The jets would fly up one at a time and match the Stratotanker’s speed, just about 20 feet away from us. The boom operator would then extend the mechanical arm out until, with a loud suction noise, it made contact with the refueling circle on the fighter jet. The fuel pumps so fast that the planes had to stay in place for only a few minutes. Then the fighter jet would break away from the Stratotanker, appearing from my view to simply glide away.
After the flight, I asked one of the Stratotanker pilots, Maj. Bryan Dickens, whether his job ever got boring. When on deployment and flying five to six missions each week, yes, he said, the job can get old.
But when flying only once or twice a week when he’s back on a base? “It’s really exciting,” he said. “I think we take it for granted sometimes how cool a job it really is.”
A huge impact
I later called Maj. Shannon Mann, commander of the 916th Force Support Squadron, to ask about the base’s relationship with Johnston County. She said Seymour Johnson has a huge impact on Johnston and other surrounding counties, and vice versa.
“We are taking those dollars that we make at the base and we’re spending those locally,” she said. About 100 people who work on the base live in Johnston County. Mann lives in Clayton.
“Some of us shop at the commissary, but when I need something, I go to the Walmart on Highway 70 or the Lowe’s Foods,” Mann said. “We’re definitely running that money back around into Johnston County.”
Also, some families choose to live in Johnston County because of the schools, she added.
The relationship goes both ways. The support from the surrounding counties and chambers of commerce is important for the base. They “have a big voice for us,” Mann said.
“I think it’s important to thank certainly all the employees and all the community leaders who have spent time from Johnston County getting to know our mission here,” Mann said. “Again, it’s not just the leadership of Wayne County that will keep this base alive and into the future; it’s the leaders of all of these counties and the leadership of North Carolina that will help us survive here in tough times.”
Building on that relationship is something Chris Johnson, Johnston County’s economic-development director, hopes to do in the future.
Military personnel who choose to live off-base often choose Johnston County towns, especially Princeton and Pine Level, which are closest to Seymour Johnson, and Benson, which is close to Fort Bragg, Johnson noted. Those families spend dollars locally.
Also, some Johnston County companies do contract work for the military and pay taxes here. Other companies in turn support those contractors. “They may not have a direct link to the base, but they may be supplying parts to another company,” Johnson said.

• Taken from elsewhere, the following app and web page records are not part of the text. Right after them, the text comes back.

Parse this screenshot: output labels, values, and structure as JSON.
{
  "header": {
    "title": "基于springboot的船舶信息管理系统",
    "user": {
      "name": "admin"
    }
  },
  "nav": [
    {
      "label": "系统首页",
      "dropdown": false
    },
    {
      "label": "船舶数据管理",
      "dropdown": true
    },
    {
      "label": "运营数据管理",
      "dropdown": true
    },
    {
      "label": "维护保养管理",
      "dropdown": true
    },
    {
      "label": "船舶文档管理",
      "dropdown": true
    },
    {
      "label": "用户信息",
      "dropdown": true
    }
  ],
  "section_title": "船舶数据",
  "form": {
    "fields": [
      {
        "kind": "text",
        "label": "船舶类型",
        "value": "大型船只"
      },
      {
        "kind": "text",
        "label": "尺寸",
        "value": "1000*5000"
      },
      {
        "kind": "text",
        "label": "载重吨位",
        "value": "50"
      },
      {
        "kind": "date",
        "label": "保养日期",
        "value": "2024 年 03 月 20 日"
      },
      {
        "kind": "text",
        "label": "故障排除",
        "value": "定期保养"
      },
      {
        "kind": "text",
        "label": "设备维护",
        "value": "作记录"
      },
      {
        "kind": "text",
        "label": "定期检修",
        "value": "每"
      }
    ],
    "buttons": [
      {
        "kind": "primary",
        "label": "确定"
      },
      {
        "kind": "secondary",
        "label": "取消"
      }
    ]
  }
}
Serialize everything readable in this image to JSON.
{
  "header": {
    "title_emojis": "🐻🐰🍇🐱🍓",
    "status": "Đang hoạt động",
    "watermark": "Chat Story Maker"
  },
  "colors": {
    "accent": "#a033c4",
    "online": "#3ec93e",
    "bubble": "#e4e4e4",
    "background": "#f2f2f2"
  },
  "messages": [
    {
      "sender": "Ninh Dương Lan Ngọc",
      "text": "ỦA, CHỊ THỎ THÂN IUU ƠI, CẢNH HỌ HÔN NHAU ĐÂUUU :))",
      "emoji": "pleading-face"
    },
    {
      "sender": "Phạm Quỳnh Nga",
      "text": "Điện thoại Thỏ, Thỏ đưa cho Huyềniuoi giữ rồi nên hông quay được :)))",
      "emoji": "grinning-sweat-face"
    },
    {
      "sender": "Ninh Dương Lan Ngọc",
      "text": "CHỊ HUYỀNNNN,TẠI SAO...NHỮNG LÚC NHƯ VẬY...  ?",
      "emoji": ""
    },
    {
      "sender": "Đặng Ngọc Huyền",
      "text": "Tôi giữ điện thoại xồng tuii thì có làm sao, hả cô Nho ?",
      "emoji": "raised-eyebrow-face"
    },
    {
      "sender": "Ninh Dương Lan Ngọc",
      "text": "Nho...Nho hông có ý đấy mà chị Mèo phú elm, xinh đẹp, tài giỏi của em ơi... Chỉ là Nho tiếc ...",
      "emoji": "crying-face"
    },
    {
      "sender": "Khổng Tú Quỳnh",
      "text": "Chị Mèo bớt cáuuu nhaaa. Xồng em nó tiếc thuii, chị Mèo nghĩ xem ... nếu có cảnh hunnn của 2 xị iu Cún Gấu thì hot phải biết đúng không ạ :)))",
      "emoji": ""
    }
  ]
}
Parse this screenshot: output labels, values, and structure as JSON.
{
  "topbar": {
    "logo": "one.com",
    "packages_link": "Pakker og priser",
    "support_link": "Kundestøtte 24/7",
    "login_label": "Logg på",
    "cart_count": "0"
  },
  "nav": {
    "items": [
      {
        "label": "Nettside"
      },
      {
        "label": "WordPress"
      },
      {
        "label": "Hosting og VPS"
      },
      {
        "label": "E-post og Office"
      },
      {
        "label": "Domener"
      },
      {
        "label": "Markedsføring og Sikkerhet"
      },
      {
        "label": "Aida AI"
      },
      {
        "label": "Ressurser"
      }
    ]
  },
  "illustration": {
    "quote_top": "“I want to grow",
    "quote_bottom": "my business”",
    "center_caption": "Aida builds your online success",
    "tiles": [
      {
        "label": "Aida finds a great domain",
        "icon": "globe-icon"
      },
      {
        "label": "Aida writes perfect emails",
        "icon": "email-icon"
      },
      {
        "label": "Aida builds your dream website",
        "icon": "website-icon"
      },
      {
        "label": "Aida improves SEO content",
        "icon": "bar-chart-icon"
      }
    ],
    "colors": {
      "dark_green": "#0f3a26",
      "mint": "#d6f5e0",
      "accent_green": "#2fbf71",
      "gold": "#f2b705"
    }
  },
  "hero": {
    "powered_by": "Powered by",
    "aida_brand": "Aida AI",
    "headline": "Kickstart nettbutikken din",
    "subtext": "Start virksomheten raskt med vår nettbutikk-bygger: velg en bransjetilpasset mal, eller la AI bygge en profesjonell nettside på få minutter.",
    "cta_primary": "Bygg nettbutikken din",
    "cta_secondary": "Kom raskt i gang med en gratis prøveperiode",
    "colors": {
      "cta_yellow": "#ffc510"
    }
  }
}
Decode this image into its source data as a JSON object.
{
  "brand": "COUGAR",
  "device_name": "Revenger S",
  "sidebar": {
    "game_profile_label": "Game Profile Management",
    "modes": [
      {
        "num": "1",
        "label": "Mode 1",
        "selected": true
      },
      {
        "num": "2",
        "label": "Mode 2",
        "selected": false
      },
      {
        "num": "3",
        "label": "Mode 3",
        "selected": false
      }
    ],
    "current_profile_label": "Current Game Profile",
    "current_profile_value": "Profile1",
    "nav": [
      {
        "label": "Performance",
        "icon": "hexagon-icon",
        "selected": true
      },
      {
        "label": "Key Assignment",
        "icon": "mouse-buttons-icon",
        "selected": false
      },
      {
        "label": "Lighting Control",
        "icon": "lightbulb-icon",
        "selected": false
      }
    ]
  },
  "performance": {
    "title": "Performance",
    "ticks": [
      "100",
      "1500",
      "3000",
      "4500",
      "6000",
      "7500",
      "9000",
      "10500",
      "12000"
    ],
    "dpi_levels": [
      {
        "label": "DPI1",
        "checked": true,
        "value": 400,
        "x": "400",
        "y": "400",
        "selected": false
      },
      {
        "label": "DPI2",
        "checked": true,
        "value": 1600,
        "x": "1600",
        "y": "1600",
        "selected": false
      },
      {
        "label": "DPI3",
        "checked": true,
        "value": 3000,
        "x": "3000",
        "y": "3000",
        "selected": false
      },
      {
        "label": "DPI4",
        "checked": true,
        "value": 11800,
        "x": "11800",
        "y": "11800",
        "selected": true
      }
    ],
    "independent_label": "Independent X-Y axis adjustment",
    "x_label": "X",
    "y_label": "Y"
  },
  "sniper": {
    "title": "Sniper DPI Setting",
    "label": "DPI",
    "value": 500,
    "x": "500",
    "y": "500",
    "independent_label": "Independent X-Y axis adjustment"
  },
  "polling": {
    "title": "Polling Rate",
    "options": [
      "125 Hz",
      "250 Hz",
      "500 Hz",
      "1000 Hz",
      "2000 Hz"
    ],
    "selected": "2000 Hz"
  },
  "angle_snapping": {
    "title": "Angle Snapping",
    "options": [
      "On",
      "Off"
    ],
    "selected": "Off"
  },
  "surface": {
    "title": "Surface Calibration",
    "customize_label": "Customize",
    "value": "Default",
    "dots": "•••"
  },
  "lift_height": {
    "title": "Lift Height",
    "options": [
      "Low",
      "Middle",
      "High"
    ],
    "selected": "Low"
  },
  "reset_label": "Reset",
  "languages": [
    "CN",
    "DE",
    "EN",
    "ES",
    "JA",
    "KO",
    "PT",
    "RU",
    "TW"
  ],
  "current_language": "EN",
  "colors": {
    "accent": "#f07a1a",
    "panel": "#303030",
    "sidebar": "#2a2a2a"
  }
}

Johnson said the military’s presence in Johnston County is huge, and he hopes to grow it even more. “We’ve got more people in the military and support in the Fayetteville area than people realize,” he said.